New Zealand is easily the closest and most affordable option for most women who want to have a go at heli from Australia. The Tasman Glacier offers the mellowest introduction amid incredible scenery, from Mt Cook Village, or with flights included from Queenstown & Wanaka. It has by far the best female patronage of any plane or heli accessed ski operation we talked to for this feature.

Arthur McBride is GM at Alpine Guides, who run Mt Cook Heliskiing, Ski The Tasman and Methven Heliskiing. “Anecdotally for heliskiing, testosterone dominates, it’s easily 80/20 male/female” he says. “But on our glacier skiing operation it is more of a 50/50 split.” Methven Heliskiing, based near Mt Hutt and Christchurch, has been making inroads with the local famale market.

“Methven Heli has been popular with women only groups recently, especially Christchurch and Methven locals” says their Director Kevin Boekholt, (who is also father to our sometime Kiwi Editor and freeski gun contributor Kenji Boekholt).

Kevin has also been running annual Greenland heli trips for many years, which defy the normal trend.

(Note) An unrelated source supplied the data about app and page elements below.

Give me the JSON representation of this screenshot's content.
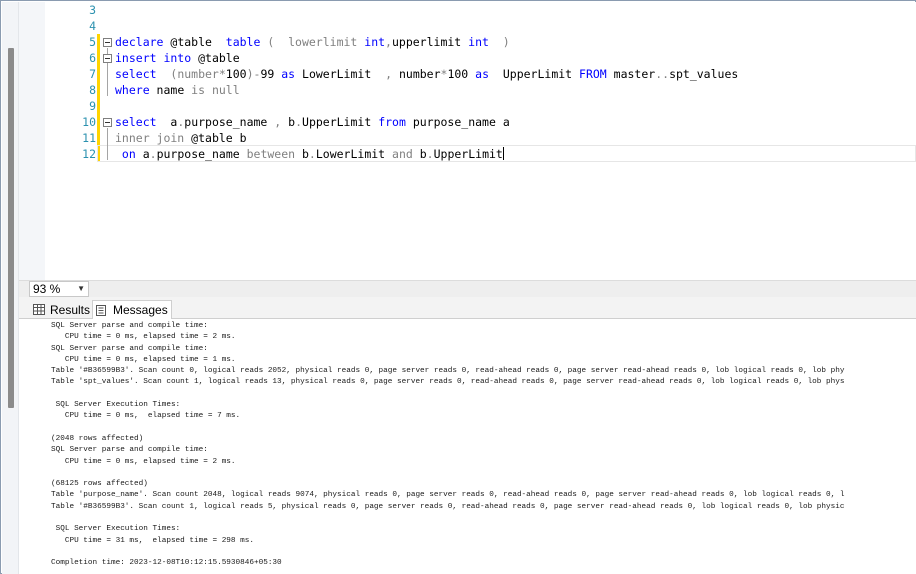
{
  "editor": {
    "line_numbers": [
      "3",
      "4",
      "5",
      "6",
      "7",
      "8",
      "9",
      "10",
      "11",
      "12"
    ],
    "lines": [
      [],
      [],
      [
        {
          "t": "declare ",
          "c": "kw"
        },
        {
          "t": "@table  ",
          "c": ""
        },
        {
          "t": "table ",
          "c": "kw"
        },
        {
          "t": "(  lowerlimit ",
          "c": "gr"
        },
        {
          "t": "int",
          "c": "kw"
        },
        {
          "t": ",",
          "c": "gr"
        },
        {
          "t": "upperlimit ",
          "c": ""
        },
        {
          "t": "int  ",
          "c": "kw"
        },
        {
          "t": ")",
          "c": "gr"
        }
      ],
      [
        {
          "t": "insert into ",
          "c": "kw"
        },
        {
          "t": "@table",
          "c": ""
        }
      ],
      [
        {
          "t": "select  ",
          "c": "kw"
        },
        {
          "t": "(number",
          "c": "gr"
        },
        {
          "t": "*",
          "c": "gr"
        },
        {
          "t": "100",
          "c": ""
        },
        {
          "t": ")",
          "c": "gr"
        },
        {
          "t": "-",
          "c": "gr"
        },
        {
          "t": "99 ",
          "c": ""
        },
        {
          "t": "as ",
          "c": "kw"
        },
        {
          "t": "LowerLimit  ",
          "c": ""
        },
        {
          "t": ", ",
          "c": "gr"
        },
        {
          "t": "number",
          "c": ""
        },
        {
          "t": "*",
          "c": "gr"
        },
        {
          "t": "100 ",
          "c": ""
        },
        {
          "t": "as  ",
          "c": "kw"
        },
        {
          "t": "UpperLimit ",
          "c": ""
        },
        {
          "t": "FROM ",
          "c": "kw"
        },
        {
          "t": "master",
          "c": ""
        },
        {
          "t": "..",
          "c": "gr"
        },
        {
          "t": "spt_values",
          "c": ""
        }
      ],
      [
        {
          "t": "where ",
          "c": "kw"
        },
        {
          "t": "name ",
          "c": ""
        },
        {
          "t": "is null",
          "c": "gr"
        }
      ],
      [],
      [
        {
          "t": "select  ",
          "c": "kw"
        },
        {
          "t": "a",
          "c": ""
        },
        {
          "t": ".",
          "c": "gr"
        },
        {
          "t": "purpose_name ",
          "c": ""
        },
        {
          "t": ", ",
          "c": "gr"
        },
        {
          "t": "b",
          "c": ""
        },
        {
          "t": ".",
          "c": "gr"
        },
        {
          "t": "UpperLimit ",
          "c": ""
        },
        {
          "t": "from ",
          "c": "kw"
        },
        {
          "t": "purpose_name a",
          "c": ""
        }
      ],
      [
        {
          "t": "inner join ",
          "c": "gr"
        },
        {
          "t": "@table b",
          "c": ""
        }
      ],
      [
        {
          "t": " on ",
          "c": "kw"
        },
        {
          "t": "a",
          "c": ""
        },
        {
          "t": ".",
          "c": "gr"
        },
        {
          "t": "purpose_name ",
          "c": ""
        },
        {
          "t": "between ",
          "c": "gr"
        },
        {
          "t": "b",
          "c": ""
        },
        {
          "t": ".",
          "c": "gr"
        },
        {
          "t": "LowerLimit ",
          "c": ""
        },
        {
          "t": "and ",
          "c": "gr"
        },
        {
          "t": "b",
          "c": ""
        },
        {
          "t": ".",
          "c": "gr"
        },
        {
          "t": "UpperLimit",
          "c": ""
        }
      ]
    ]
  },
  "zoom": {
    "value": "93 %"
  },
  "tabs": {
    "results": "Results",
    "messages": "Messages"
  },
  "messages": [
    "SQL Server parse and compile time:",
    "   CPU time = 0 ms, elapsed time = 2 ms.",
    "SQL Server parse and compile time:",
    "   CPU time = 0 ms, elapsed time = 1 ms.",
    "Table '#B36599B3'. Scan count 0, logical reads 2052, physical reads 0, page server reads 0, read-ahead reads 0, page server read-ahead reads 0, lob logical reads 0, lob phy",
    "Table 'spt_values'. Scan count 1, logical reads 13, physical reads 0, page server reads 0, read-ahead reads 0, page server read-ahead reads 0, lob logical reads 0, lob phys",
    "",
    " SQL Server Execution Times:",
    "   CPU time = 0 ms,  elapsed time = 7 ms.",
    "",
    "(2048 rows affected)",
    "SQL Server parse and compile time:",
    "   CPU time = 0 ms, elapsed time = 2 ms.",
    "",
    "(68125 rows affected)",
    "Table 'purpose_name'. Scan count 2048, logical reads 9074, physical reads 0, page server reads 0, read-ahead reads 0, page server read-ahead reads 0, lob logical reads 0, l",
    "Table '#B36599B3'. Scan count 1, logical reads 5, physical reads 0, page server reads 0, read-ahead reads 0, page server read-ahead reads 0, lob logical reads 0, lob physic",
    "",
    " SQL Server Execution Times:",
    "   CPU time = 31 ms,  elapsed time = 298 ms.",
    "",
    "Completion time: 2023-12-08T10:12:15.5930846+05:30"
  ],
  "colors": {
    "keyword": "#0000ff",
    "gray": "#808080",
    "line_number": "#2b91af",
    "change_bar": "#ffd400"
  }
}
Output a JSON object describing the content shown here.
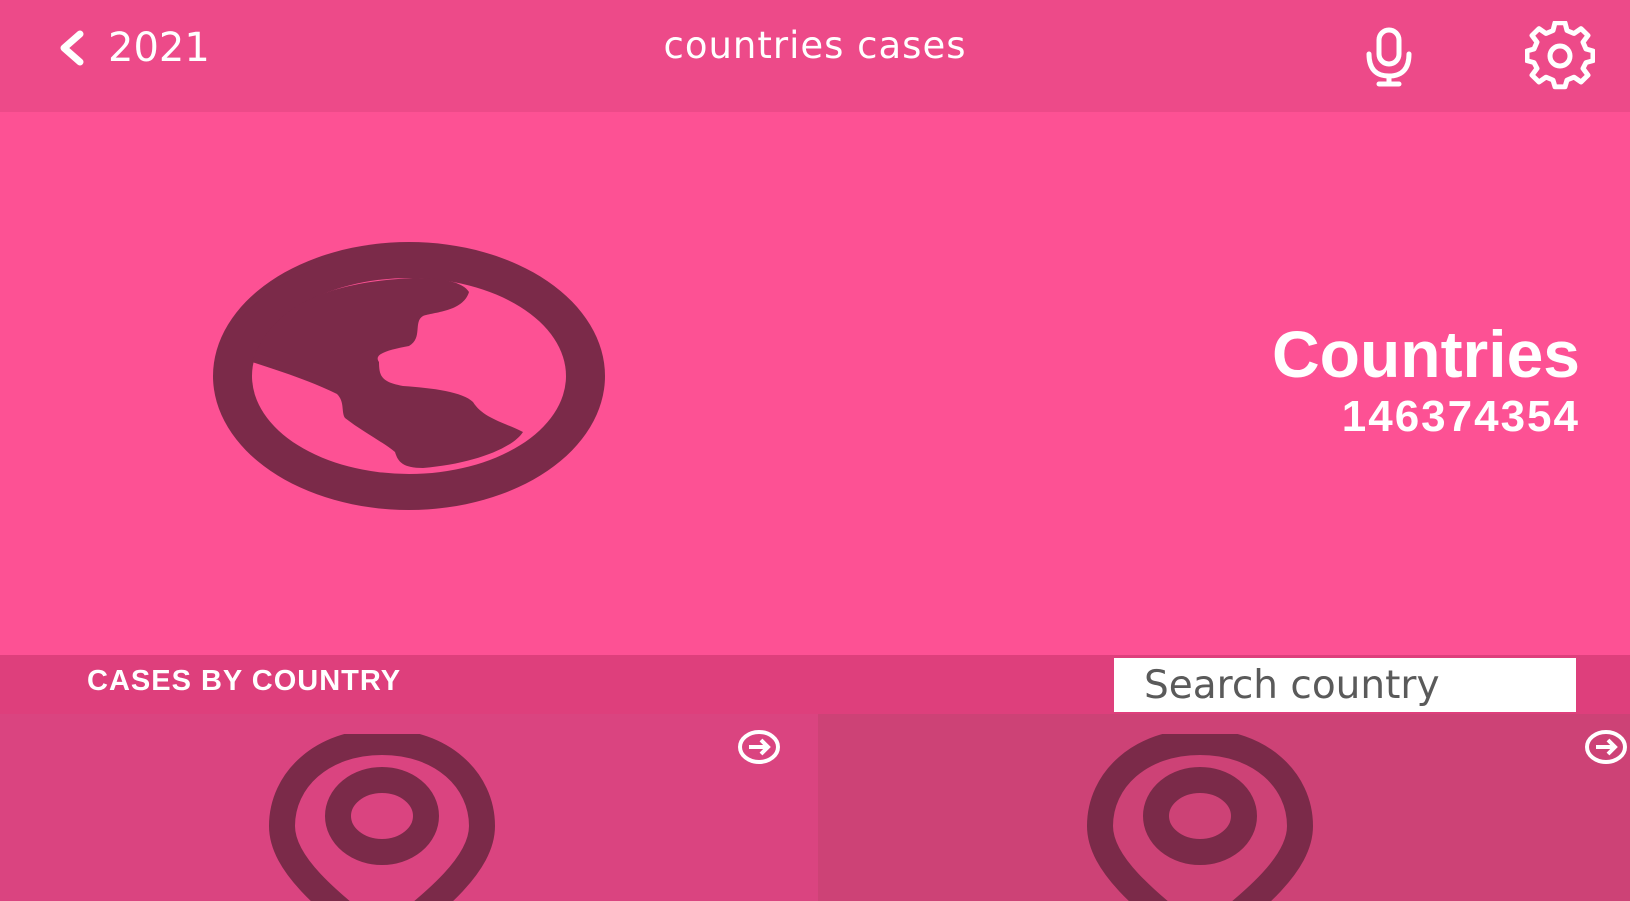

“We certainly have more women in Greenland, as it is small group heliskiing in an amazing landscape. It is a special place and couples particularly like being able to share the experience together. It’s more about the adventure so sharing this with a partner is special.”

It’s your time to fly!

Whatever has been done to encourage women to heli ski, there still appears a lot to do. Ben Duthie believes operators will only see real change when the number of female heli skiers reaches critical mass. This is the missing link, the secret that will finally “make more women comfortable and excited about purchasing a trip as a small group” instead of fearing that if they do so alone, they may end up skiing with a group of strangers, all of whom are men

“The more women that continue to heli ski will result in more women wanting to heli ski. It’s the snowball effect that we’re waiting for. Pun intended.”

Over to you sisters, it’s your time to fly!

Yes you can: happy times on Southern Lakes Heliski’s Women’s Weekend

© Victoria Wells / Camilla Rutherford



Southern Lakes Heliski


Check the site for more on their next Women’s Weekend and meantime just get some of your girlfriends together and do a day from Queenstown or Wanaka with them anytime.

Alpine Guides

The glacier is the easiest intro & most popular already with women.

From single day to multi-day packages available from their base just outside Revelstoke so easily combineable with holidays there


CMH – Canadian Mountain Heli-skiing

They run women’s weeks every season, ask for details/book with travelplan.com.au/destinations/cmh-heli-skiing

Bella Coola Heli Sports


Northern Escape Heli Skiing


Majestic Heliskiing, Alaska

With a female GM & 3 female guides they offer plenty for women